* **Work instructions**
In the data below, which lines hold "Added"? Copy every one.

(Information supplied)

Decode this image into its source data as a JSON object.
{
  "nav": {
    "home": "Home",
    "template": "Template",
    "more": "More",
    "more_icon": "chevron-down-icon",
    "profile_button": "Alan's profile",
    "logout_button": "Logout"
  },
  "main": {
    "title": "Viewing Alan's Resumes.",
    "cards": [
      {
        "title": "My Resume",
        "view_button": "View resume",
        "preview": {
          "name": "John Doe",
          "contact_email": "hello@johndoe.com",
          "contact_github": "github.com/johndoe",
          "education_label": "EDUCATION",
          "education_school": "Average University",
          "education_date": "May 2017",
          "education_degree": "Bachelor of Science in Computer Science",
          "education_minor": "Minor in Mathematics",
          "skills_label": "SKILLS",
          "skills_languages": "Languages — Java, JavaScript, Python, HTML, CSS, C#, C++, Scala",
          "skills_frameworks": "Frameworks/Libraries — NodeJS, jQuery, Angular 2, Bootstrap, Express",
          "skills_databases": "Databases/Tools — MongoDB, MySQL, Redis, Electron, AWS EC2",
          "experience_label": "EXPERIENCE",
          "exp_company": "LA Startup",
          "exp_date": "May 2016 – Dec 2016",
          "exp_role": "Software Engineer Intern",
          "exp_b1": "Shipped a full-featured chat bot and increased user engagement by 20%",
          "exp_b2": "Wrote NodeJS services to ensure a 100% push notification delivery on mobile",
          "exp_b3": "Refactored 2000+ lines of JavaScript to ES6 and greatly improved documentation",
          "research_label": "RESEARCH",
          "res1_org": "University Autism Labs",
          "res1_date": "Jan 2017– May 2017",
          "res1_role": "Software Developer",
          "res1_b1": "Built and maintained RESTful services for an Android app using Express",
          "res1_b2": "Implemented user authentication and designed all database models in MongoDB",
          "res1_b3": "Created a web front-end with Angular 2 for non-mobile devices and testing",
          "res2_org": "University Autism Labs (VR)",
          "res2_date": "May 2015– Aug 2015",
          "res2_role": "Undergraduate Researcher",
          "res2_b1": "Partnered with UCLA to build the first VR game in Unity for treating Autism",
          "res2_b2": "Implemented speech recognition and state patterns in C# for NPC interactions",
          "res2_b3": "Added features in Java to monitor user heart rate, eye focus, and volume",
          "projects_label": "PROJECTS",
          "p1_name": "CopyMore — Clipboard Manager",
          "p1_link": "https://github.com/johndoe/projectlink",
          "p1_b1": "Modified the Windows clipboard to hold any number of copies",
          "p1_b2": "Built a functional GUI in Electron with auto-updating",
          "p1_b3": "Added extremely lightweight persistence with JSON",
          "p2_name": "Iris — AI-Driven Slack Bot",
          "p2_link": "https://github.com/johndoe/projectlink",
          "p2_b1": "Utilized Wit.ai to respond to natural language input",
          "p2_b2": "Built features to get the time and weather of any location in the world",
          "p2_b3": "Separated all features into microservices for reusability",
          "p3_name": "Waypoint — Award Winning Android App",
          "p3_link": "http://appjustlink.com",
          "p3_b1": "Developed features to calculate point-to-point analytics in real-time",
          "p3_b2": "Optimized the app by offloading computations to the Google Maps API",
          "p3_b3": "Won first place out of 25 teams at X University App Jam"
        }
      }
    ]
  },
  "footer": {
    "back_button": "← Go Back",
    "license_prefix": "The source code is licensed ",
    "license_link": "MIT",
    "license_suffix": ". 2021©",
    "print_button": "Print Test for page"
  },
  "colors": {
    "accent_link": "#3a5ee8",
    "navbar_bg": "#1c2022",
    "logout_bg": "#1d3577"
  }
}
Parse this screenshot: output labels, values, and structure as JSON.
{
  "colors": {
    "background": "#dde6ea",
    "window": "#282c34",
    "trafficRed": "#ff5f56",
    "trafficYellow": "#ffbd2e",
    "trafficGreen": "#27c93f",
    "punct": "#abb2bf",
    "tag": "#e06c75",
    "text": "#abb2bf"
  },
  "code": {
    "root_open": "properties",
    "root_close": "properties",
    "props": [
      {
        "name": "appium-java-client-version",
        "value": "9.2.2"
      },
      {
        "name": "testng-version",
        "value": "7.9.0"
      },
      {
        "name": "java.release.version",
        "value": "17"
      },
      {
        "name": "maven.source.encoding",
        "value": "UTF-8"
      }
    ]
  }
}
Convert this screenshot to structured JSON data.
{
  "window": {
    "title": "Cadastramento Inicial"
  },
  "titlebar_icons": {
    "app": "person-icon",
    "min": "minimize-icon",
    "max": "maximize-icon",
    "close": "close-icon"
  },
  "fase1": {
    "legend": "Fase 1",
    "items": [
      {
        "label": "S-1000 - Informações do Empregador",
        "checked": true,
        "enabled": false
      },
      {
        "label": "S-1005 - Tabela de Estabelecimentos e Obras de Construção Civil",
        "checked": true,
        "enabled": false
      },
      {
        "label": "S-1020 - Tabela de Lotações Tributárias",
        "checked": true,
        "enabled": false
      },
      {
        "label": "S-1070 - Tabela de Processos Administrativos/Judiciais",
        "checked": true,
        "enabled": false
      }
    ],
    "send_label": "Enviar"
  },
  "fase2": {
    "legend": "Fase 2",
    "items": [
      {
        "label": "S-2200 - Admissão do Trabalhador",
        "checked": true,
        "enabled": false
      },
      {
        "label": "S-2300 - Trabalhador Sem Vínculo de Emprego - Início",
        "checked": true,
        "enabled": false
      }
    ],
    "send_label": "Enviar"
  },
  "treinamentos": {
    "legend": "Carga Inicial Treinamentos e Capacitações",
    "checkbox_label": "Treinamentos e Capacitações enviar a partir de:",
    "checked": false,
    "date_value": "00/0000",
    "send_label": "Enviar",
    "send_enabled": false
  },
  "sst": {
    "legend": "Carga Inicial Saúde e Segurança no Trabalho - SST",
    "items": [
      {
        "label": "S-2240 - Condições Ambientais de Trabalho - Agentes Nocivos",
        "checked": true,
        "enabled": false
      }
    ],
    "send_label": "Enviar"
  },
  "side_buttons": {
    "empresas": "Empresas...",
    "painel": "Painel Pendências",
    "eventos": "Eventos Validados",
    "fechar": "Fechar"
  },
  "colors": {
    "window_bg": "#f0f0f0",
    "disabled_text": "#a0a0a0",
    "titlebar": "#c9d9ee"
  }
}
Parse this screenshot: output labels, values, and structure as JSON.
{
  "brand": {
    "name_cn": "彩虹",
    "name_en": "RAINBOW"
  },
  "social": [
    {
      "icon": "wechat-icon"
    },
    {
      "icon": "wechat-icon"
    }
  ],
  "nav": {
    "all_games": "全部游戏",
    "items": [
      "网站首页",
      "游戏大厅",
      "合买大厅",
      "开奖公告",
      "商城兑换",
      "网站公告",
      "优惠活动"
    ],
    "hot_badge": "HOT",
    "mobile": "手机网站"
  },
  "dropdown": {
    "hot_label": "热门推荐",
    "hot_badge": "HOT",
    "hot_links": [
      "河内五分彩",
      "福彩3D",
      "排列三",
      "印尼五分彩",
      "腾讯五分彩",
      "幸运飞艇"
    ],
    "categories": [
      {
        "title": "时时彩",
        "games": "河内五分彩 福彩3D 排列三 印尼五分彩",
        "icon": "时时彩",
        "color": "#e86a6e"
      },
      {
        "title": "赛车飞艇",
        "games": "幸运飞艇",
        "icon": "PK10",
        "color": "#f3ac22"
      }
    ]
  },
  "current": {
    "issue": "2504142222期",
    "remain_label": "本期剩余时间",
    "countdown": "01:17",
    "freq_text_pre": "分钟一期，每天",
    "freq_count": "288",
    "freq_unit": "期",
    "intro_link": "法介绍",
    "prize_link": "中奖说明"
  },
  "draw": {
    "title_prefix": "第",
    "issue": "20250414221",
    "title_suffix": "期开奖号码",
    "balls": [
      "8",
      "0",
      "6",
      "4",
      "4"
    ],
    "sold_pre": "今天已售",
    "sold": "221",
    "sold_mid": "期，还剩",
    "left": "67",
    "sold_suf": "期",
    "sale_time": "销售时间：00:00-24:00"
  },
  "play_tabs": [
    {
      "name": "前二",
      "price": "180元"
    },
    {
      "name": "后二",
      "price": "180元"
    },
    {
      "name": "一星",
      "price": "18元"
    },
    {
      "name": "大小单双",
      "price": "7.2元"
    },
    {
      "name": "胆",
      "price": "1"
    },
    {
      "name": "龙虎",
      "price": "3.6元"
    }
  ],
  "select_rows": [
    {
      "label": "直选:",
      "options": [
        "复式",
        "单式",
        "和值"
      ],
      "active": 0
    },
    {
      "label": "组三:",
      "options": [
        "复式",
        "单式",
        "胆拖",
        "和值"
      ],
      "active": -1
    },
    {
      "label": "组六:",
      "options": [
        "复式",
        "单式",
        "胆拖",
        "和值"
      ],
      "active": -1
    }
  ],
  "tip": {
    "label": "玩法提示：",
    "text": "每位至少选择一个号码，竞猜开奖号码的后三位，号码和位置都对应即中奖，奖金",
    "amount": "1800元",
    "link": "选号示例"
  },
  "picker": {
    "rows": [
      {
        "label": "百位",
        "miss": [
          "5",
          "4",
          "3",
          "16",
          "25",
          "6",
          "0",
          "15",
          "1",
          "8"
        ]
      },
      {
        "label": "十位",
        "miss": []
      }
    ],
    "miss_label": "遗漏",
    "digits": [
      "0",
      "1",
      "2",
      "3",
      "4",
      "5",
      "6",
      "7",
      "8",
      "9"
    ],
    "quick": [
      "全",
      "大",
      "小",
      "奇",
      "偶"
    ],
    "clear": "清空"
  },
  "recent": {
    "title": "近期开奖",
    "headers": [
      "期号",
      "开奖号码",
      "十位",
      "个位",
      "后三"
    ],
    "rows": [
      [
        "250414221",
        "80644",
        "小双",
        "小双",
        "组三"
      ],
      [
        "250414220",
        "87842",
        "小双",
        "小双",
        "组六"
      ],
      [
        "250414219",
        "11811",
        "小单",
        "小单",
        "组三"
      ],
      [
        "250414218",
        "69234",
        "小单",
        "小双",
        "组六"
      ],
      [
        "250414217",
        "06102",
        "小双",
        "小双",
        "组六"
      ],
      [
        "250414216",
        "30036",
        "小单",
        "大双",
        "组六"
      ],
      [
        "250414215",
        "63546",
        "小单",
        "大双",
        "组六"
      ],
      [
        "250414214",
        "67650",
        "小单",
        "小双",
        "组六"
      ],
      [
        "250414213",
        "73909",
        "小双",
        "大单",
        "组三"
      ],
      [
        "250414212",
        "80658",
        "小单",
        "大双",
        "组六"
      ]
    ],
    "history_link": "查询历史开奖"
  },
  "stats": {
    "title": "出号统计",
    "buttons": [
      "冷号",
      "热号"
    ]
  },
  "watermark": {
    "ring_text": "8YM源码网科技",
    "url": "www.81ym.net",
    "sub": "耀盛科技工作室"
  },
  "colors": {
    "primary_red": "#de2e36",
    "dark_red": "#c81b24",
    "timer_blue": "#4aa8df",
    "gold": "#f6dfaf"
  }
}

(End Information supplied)

* **Problem solution**
          "res2_b3": "Added features in Java to monitor user heart rate, eye focus, and volume",
          "p1_b3": "Added extremely lightweight persistence with JSON",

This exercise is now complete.